There seems to be a line drawn in the sand, in terms of today’s Electronic music culture. On one hand, there’s the huge-budget world of the summer festivals, with massive multi-million dollar events like Electric Carnival or Movement Detroit dragging in hundreds of thousands of the best, brightest, and most beautiful to listen to larger-than-life DJs, elevated 200-ft. above the crowd, hurling lightning bolts through gigantic subwoofer stacks.
Then there’s the sound of the underground – martial, militaristic beats echoing from down long concrete tunnels, resounding off of bunker walls, usually dished out on the fly from cryptic, cobbled-together machines.
There’s a back and forth, between the “underground” and “mainstream” Electronic music world, with the popular, populist beatmongers diving into the murky depths in search of fresh energy, enthusiasm, and inspiration.
Considering how much mainstream music ends up, either intentionally or subsequently, as advertisement for lifestyle branding, it’s no wonder that dance music fanatics feel the need to keep digging, in search of something real, in a sea of marketing mirages.
Africa has been an increasingly prevalent player on the global beat scene, in the new millennium, dropping a number of regional flavors and rhythms into the global gumbo, most notably Shangaan, out of Southern Egypt, and of course Die Antwoord’s Zef, out of South Africa.
South Africa is shaking up the global soundscape, yet again, in recent months, with a new style known as Gqom. Gqom translates roughly as “drum”, from Swahili, which is an apt descriptor for this stripped-down, minimalist “apocalyptic bass music”, as phrased by Gqom Oh!, the first label to emerge to document these nascent grooves.
Following hot on the heels of a 3-track EP that had beat diggers the world over drooling and losing their shit, Gqom Oh! have come out swinging, with the first comprehensive Gqom compilation, Gqom Oh! The Sound Of Durban Vol. 1.
Gqom Oh! is run by South Africa’s Lerato Phiri, along with Rome’s DJ Nan Kolè, in an effort to spread the word and the sounds, to help “invest in much-needed technology to help build a local creative infrastructure.”
This effort is much appreciated, as most of us, located outside of Durban, wouldn’t be likely to stumble over these percussive grooves by accident. Although Gqom is a healthy, vibrant scene, new songs are predominantly circulated through anonymous-looking Facebook groups, like FORGOTTEN SOULS links Gqom and Sgubhu, through questionably-encoded & tagged mp3s.

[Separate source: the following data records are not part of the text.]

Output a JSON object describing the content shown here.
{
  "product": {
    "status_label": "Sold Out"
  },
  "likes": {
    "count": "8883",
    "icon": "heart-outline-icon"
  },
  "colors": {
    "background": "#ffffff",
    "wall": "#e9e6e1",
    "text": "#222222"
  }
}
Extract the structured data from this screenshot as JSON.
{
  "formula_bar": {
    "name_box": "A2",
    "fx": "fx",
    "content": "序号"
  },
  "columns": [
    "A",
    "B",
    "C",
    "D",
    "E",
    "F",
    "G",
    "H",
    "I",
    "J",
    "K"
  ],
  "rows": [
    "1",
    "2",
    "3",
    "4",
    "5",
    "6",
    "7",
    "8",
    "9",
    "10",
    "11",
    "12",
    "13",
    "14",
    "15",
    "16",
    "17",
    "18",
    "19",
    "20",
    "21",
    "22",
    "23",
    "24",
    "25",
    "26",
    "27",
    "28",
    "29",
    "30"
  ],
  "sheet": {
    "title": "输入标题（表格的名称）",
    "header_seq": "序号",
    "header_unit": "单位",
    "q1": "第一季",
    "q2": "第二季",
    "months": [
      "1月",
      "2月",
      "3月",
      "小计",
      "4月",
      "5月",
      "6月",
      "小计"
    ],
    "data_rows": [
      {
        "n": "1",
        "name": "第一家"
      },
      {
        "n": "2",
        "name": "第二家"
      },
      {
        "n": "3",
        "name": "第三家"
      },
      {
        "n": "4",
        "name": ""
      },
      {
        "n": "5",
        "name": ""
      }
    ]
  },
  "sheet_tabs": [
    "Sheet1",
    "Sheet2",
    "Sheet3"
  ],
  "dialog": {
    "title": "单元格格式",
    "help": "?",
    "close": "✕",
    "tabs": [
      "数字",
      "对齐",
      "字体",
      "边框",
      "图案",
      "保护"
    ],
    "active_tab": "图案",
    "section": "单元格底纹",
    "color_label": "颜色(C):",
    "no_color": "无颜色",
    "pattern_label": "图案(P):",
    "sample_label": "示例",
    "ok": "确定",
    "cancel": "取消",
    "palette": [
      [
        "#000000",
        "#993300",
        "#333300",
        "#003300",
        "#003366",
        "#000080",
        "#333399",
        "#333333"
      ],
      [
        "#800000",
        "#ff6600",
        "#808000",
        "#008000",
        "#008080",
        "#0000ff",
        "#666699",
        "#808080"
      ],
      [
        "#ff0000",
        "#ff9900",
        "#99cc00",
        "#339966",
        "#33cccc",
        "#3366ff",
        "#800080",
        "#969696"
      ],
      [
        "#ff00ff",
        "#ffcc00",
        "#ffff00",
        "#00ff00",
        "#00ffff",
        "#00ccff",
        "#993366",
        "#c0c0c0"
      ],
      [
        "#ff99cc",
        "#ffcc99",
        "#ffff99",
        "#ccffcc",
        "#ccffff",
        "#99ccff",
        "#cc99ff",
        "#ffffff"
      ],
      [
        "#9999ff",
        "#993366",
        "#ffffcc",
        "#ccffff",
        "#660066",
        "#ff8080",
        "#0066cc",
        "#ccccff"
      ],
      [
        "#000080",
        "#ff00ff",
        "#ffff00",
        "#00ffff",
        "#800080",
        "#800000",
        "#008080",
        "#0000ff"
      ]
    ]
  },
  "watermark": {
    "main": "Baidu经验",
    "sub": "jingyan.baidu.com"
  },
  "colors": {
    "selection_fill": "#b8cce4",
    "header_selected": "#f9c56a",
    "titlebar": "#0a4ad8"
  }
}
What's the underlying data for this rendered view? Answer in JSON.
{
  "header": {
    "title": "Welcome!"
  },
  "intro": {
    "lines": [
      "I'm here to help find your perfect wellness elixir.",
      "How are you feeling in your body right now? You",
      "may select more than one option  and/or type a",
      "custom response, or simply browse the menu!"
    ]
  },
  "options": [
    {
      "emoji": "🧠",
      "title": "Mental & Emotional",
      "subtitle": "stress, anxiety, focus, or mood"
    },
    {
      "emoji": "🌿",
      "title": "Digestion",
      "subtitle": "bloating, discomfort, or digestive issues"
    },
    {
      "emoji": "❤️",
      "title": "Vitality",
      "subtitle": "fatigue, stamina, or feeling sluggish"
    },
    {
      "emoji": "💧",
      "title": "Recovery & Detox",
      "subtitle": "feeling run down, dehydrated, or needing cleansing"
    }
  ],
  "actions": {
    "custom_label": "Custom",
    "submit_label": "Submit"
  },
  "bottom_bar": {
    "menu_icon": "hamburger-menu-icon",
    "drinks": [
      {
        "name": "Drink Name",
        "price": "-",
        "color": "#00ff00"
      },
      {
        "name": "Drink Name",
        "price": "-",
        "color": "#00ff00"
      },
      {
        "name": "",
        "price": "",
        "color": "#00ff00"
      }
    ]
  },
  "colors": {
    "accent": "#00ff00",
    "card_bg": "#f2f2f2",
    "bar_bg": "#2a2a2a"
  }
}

Like many of the other more experimental, stripped-down, beat-oriented music, like footwork and juke, Gqom is meant as a soundtrack for live dance events, most pertinently a South African dance known as Bhenga, which looks straight out of Rihanna’s “Work” video with Drake, indicating a beat and style whose time has come.
Gqom Oh! – The Sound Of Durban vol. 1 is more like a mixtape than a big budget album release, which is in keeping with the style. Gqom Oh! The Sound Of Durban is almost entirely devoid of melody, just layers and layers of slight, tight, nuanced percussion, to move your feet and help you lose your mind.
There are some standouts, however, like the haunting, nearly-militaristic “Africa’s Cry”, with its banshee wail over a bedrock of ominous, industrial-sounding shakers and low-slung kicks. “Tribute To DSB” by Citizen Boy is a personal favorite, with its quick, staccato rhythms beating your brain into a hypnotic lull.
This music is all about making more with less. It’s a role model for the future, in that regard, and for any producer or young creative coming up currently.
Gqom is also an excellent sonic illustration of the yen for the real, for the non-manufactured, for the authentic. For something wild and free, as in without a price tag. Music for music’s sake, not to sell an automobile or a pair of trainers.
There’s absolutely nothing wrong with advertising, but that should not be music’s only function. Musical gatherings are where we sweat and dance and dream. Where we blow off steam, and play out miniature psychodramas, whether sexual or combative.
As the gulf between the real and the spectacle continues to widen, swallowing the middle class in the process, these virulent, militant beats will become more and more mandatory.
Gqom may be another example of emerging global electronica from all over, but it is a particularly spectacular specimen, in and of itself. There’s something about the spartan beats, caked over with industrial grime and barely-there synth, that makes your hair stand on end, even if you’re not normally a fan of beat-driven music. There is an intensity, a velocity, a ferocity to the grooves, while still managing to sound like a good time.
Quite simply, this is one of the most thrilling emerging sounds from around the globe happening at the moment. True, diehard diggers, get on some of those Facebook groups or subscribe to GQOM subreddit and find out what life outside of Beatport sounds like.